  counter ctr(#UP(DIRECTION), .rst(rst));

  always {
    ctr.clk = slow.value[24];
    value = ctr.value;
  }
}

To setup the circuit, I put a switch on a breadboard and connected one end to GND and another to pin 51.

Breadboard setup for reversible counter

Breadboard setup for reversible counter

I made pin 51 active low (PULLUP) but adding the following to a new Constraints (.ucf) file:

NET "switch1" LOC = P51 | IOSTANDARD = LVTTL | PULLUP;

As you can see, the switch is named switch1.

The developer in me first started out by using two separate counters and switching between them when the switch was toggled:

module mojo_top (  
    input clk,              // 50MHz clock
    input rst_n,            // reset button (active low)
    output led [8],         // 8 user controllable LEDs
    input switch1            // external switch determining which counter to show
  ) {

  sig rst;                  // reset signal

  const UP = 1;
  const DOWN = 0;

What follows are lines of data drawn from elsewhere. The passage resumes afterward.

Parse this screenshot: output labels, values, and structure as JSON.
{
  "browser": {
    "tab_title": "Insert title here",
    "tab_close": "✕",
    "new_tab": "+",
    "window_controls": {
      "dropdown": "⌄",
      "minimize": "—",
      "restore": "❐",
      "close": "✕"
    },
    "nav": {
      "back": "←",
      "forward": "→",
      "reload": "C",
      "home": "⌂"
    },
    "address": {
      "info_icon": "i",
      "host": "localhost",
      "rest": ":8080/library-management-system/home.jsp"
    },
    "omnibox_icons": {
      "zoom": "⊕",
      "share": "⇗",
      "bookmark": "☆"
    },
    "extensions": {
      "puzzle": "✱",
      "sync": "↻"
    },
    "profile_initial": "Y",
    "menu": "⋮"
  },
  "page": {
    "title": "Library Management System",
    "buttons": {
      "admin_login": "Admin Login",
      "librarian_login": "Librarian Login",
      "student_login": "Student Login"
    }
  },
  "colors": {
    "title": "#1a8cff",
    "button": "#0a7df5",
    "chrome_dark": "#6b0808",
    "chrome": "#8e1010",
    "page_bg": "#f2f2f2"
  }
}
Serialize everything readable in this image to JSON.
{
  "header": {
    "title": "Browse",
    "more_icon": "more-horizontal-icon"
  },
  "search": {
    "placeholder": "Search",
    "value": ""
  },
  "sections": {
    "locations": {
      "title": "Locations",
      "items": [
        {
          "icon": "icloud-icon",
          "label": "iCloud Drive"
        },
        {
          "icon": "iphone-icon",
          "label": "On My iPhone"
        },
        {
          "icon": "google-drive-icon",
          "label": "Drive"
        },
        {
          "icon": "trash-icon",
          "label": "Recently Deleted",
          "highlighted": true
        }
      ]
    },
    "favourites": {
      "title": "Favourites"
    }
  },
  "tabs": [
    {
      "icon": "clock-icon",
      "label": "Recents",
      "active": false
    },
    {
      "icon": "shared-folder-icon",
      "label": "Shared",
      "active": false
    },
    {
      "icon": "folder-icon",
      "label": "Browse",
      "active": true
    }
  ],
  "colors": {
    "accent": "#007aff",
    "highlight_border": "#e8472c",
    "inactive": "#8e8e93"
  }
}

  .clk(clk) {
    // The reset conditioner is used to synchronize the reset signal to the FPGA
    // clock. This ensures the entire FPGA comes out of reset at the same time.
    reset_conditioner reset_cond;

    .rst(rst) {
      slowCounter countUp; // default is UP - also valid: directionalSlowCount countUp(#DIRECTION(UP));
      slowCounter countDown(#DIRECTION(DOWN));
    }
  }

  always {
    reset_cond.in = ~rst_n; // input raw inverted reset signal
    rst = reset_cond.out;   // conditioned reset

    led = switch1 ? countUp.value : countDown.value;
  }
}

This means that there are two counters running simultaneously. We see the value of each depending on the state of the switch.

I noticed as I switched between the counters that they had the same pattern, except that where the UP counter had the LED on, the DOWN counter had the same LED off. This led me to Wikipedia where I learned about the ones' complement.

I wrote about this discovery in a previous post: How I accidentally learned something unexpected from a simple binary counter.

To apply what I learned, I completely removed the DOWN counter and replaced the LED output with the following line:

led = switch1 ? countUp.value : ~countUp.value;

By simply adding the ~, I set the value of the LEDs to the inverted value of the counter, giving me the same result as having another counter running alongside it counting in the opposite direction.

How I accidentally learned something unexpected from a simple binary counter

Written by Michael Earls
 electronics  Mathematics  programming  binary

In my previous post, I talked about how I implemented a binary counter with my Mojo FPGA board.

I am working on a follow-up post on implementing a reverse binary counter with a switch that lets you change between the incrementing ( UP ) counter and the decrementing ( DOWN ) counter.

I accidentally discovered a property of 8 bit numbers. It's referred to as the "Ones' complement".

When you add a number n between 0 and 255 to an 8-bit binary representation of 0, the same number n subtracted from 255 will be the binary inverse (bit complement) of the first number.

To demonstrate, let's say we start with an 8-bit number at 0:

00000000

Now, we add 2:

00000010

OK, let's look what happens when we have 255:

11111111

Now, let's subtract 2:

11111101

So, comparing them, one above the other, we can see that they are inverse:

00000010  
11111101

This is true for all numbers between 0 and 255 (the only assertion I can personally make through observation).

So, in my original implementation of the reverse binary counter, I was using two counters to keep up with the numbers; one that started at 0 and counted up, and one that started at 255 and counted down.

As I switched between the two to test my design, I noticed the inversion almost immediately. This might be a neat trick when you want to flash LED's, too.

I think a more efficient implementation to replace the DOWN counter is to apply a simple inverter to each bit.

ones' complement inverter for 8-bit number ones' complement inverter for 8-bit number

This is what happens when you learn in reverse. Rather than simply being taught this in a ten minute aside from a lecture, I had to accidentally discover it. I'm learning electronics engineering from a hobbyists perspective, so I'm avoiding the theory and the complex math that makes it actual engineering. I'm sure I'll learn a lot more in the coming years.

This hobby never stops giving...